Alcohol and the Holidays

How to manage the holiday season in a happy and healthy way!

alcohol at the holidays

Although there are daily headlines about the benefits to your health of wine and other drinks, it is important to understand what drinking does to your body. Alcohol contains empty calories and has no nutritional value. Your body can't store alcohol, so it must metabolize it right away.

All ethyl alcohol which is broken down in the human body is first converted to acetaldehyde, and then this acetaldehyde is converted into acetic acid radicals--also known as acetyl radicals. Acetaldehyde is a poison which is a close relative of formaldehyde (here come the jokes about being “pickled” or preserved!)
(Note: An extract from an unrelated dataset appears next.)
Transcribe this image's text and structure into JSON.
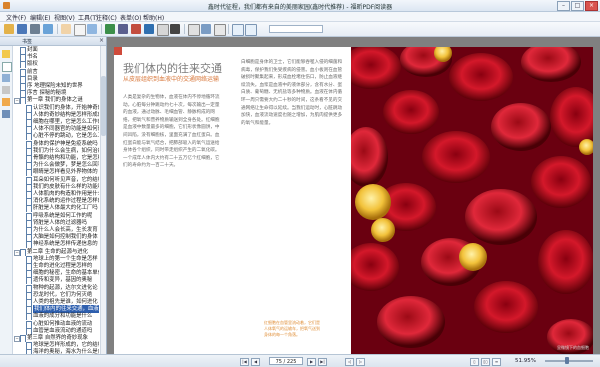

When you drink alcohol, your body makes metabolizing it a priority over all other metabolic processes. Your body sends alcohol to the liver, which produces the enzymes necessary for the oxidation and metabolism of alcohol. Your body won't metabolize sugars and fats as efficiently during the metabolism of alcohol, which can cause your metabolism to slow. This can contribute to weight gain, as can the empty calories found in alcohol.

Not only does alcohol not contain any nutrients of its own, but alcohol also irritates your gastrointestinal tract, is toxic to your liver, and can damage your body's ability to absorb nutrients, vitamins and minerals from the food you eat.

A full stomach helps break down alcohol, but not because your food "soaks up" the alcohol. The food in your stomach keeps the alcohol there before it heads straight to the high-absorption small intestine. That way the enzymes in your stomach have more time to work on the alcohol. Drink on an empty stomach, and the liquid quickly makes it into the small intestine, where there's more than 200 square meters of surface area for absorption into your body.

Even occasional alcohol consumption can cause dangerous drops in blood sugar levels, especially when consumed on an empty stomach. That's why drinking alcohol can be very detrimental to your weight loss program, which is typically anti-inflammatory and includes strategies for regulating your blood sugar.

Don’t let alcohol hinder your weight management plans this Holiday Season. Keep the following facts in mind when you imbibe now or any other time:

  • Holiday “cheer” can often contain many calories and lots of sugar, both of which will threaten your weight management plans.
  • Alcohol will ruin your sleep! You may fall asleep easily but when your brain starts to catch up with what’s been happening, it will wreak havoc with your crucial REM sleep. And if you’ve had coffee to sober up, then both chemicals will be at war and that will lead to some very uncomfortable sleep!
  • Alcohol does loosen some inhibitions, including appetite control. You might drink too much and forget about eating (yikes!) or you might drink just enough to eat too much!

In conclusion, alcohol is not friendly to the body, although it may seem like fun. So try to drink in moderation and take really good care of yourself! For more information on how to take care of yourself, please visit my website, www.judisamuels.com

Happy Holidays!